Quote source

Merida,  D. (2017). Trump privately signs anti-Planned Parenthood law. CNN Politics.  Available http://www.cnn.com/2017/04/13/politics/donald-trump-planned-parenthood-money/index.html.  Last accessed 28th Apr 2017.

The people favoured religious instruction above all else

Another means by which Queenslanders participated in deciding whether religious instruction should be reintroduced in the state’s schools [back in 1910] was through letters to newspaper editors. Both the labour newspaper, The Worker, and The Brisbane Courier hosted lively debates about the subject on their letters pages.

In the month leading up to the Referendum The Brisbane Courier published over forty letters from readers on the subject. In the same period approximately twenty two letters were published on federal issues.

While The Brisbane Courier was in favour of the Bible in State Schools Referendum passing, it is clear that the editor believed that federal matters were of greater importance. The newspaper published far more articles on federal political matters than the religious instruction issue.

It published an eight page section called the ‘Federal Election Special’ five times during the month prior to the election.
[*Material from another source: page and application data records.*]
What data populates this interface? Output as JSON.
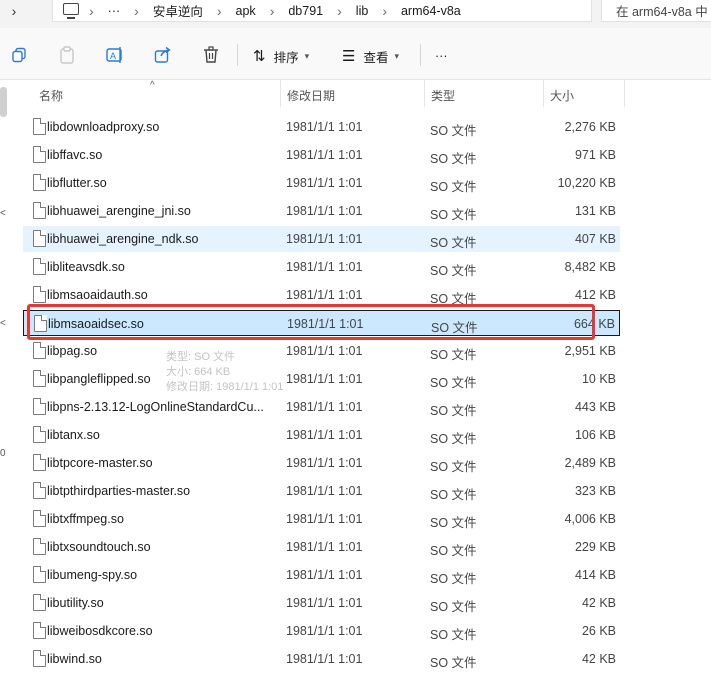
{
  "address": {
    "segments": [
      "安卓逆向",
      "apk",
      "db791",
      "lib",
      "arm64-v8a"
    ],
    "search_placeholder": "在 arm64-v8a 中"
  },
  "toolbar": {
    "sort_label": "排序",
    "view_label": "查看",
    "more_label": "···"
  },
  "columns": {
    "name": "名称",
    "date": "修改日期",
    "type": "类型",
    "size": "大小"
  },
  "files": [
    {
      "name": "libdownloadproxy.so",
      "date": "1981/1/1 1:01",
      "type": "SO 文件",
      "size": "2,276 KB"
    },
    {
      "name": "libffavc.so",
      "date": "1981/1/1 1:01",
      "type": "SO 文件",
      "size": "971 KB"
    },
    {
      "name": "libflutter.so",
      "date": "1981/1/1 1:01",
      "type": "SO 文件",
      "size": "10,220 KB"
    },
    {
      "name": "libhuawei_arengine_jni.so",
      "date": "1981/1/1 1:01",
      "type": "SO 文件",
      "size": "131 KB"
    },
    {
      "name": "libhuawei_arengine_ndk.so",
      "date": "1981/1/1 1:01",
      "type": "SO 文件",
      "size": "407 KB"
    },
    {
      "name": "libliteavsdk.so",
      "date": "1981/1/1 1:01",
      "type": "SO 文件",
      "size": "8,482 KB"
    },
    {
      "name": "libmsaoaidauth.so",
      "date": "1981/1/1 1:01",
      "type": "SO 文件",
      "size": "412 KB"
    },
    {
      "name": "libmsaoaidsec.so",
      "date": "1981/1/1 1:01",
      "type": "SO 文件",
      "size": "664 KB"
    },
    {
      "name": "libpag.so",
      "date": "1981/1/1 1:01",
      "type": "SO 文件",
      "size": "2,951 KB"
    },
    {
      "name": "libpangleflipped.so",
      "date": "1981/1/1 1:01",
      "type": "SO 文件",
      "size": "10 KB"
    },
    {
      "name": "libpns-2.13.12-LogOnlineStandardCu...",
      "date": "1981/1/1 1:01",
      "type": "SO 文件",
      "size": "443 KB"
    },
    {
      "name": "libtanx.so",
      "date": "1981/1/1 1:01",
      "type": "SO 文件",
      "size": "106 KB"
    },
    {
      "name": "libtpcore-master.so",
      "date": "1981/1/1 1:01",
      "type": "SO 文件",
      "size": "2,489 KB"
    },
    {
      "name": "libtpthirdparties-master.so",
      "date": "1981/1/1 1:01",
      "type": "SO 文件",
      "size": "323 KB"
    },
    {
      "name": "libtxffmpeg.so",
      "date": "1981/1/1 1:01",
      "type": "SO 文件",
      "size": "4,006 KB"
    },
    {
      "name": "libtxsoundtouch.so",
      "date": "1981/1/1 1:01",
      "type": "SO 文件",
      "size": "229 KB"
    },
    {
      "name": "libumeng-spy.so",
      "date": "1981/1/1 1:01",
      "type": "SO 文件",
      "size": "414 KB"
    },
    {
      "name": "libutility.so",
      "date": "1981/1/1 1:01",
      "type": "SO 文件",
      "size": "42 KB"
    },
    {
      "name": "libweibosdkcore.so",
      "date": "1981/1/1 1:01",
      "type": "SO 文件",
      "size": "26 KB"
    },
    {
      "name": "libwind.so",
      "date": "1981/1/1 1:01",
      "type": "SO 文件",
      "size": "42 KB"
    }
  ],
  "tooltip": {
    "line1": "类型: SO 文件",
    "line2": "大小: 664 KB",
    "line3": "修改日期: 1981/1/1 1:01"
  },
  "colors": {
    "selection_bg": "#cce8ff",
    "hover_bg": "#e5f3ff",
    "highlight_border": "#e53935"
  }
}
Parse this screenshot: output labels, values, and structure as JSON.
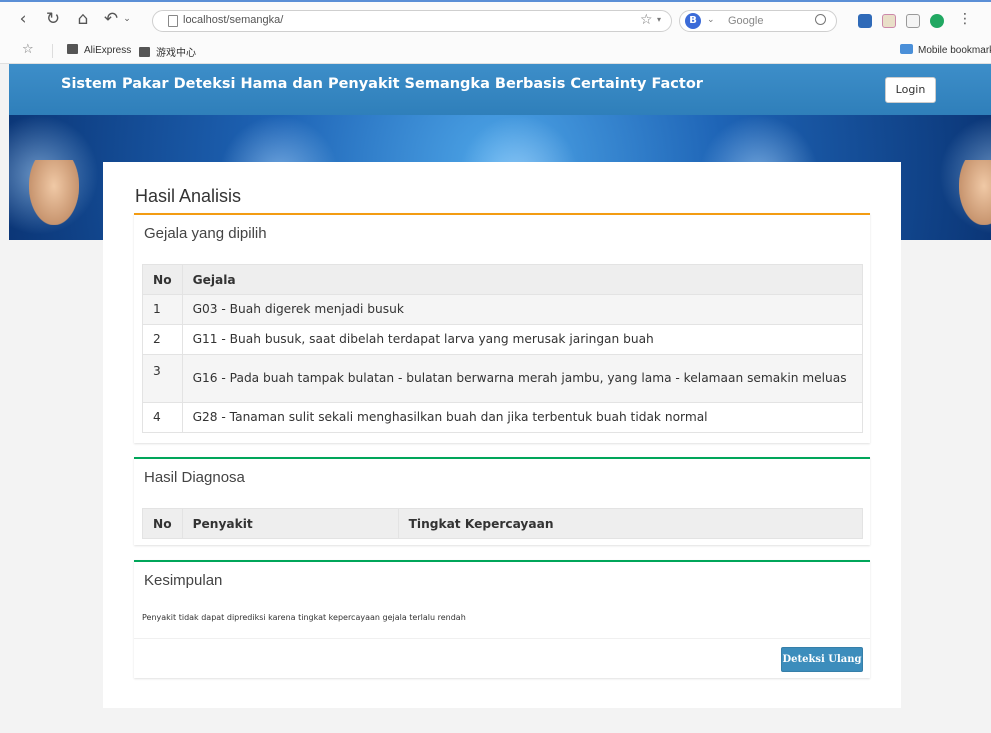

However, those readers who were inclined to write to the editor were clearly more concerned about the state referendum [concerning religious instruction].

[The referendum was won, and Biblical instruction went ahead]

Quote source

Perkins, Y, (2010). Queensland’s Bible in State Schools Referendum 1910: A Case Study of Democracy. [BA thesis, University of Sydney], pp. 32-33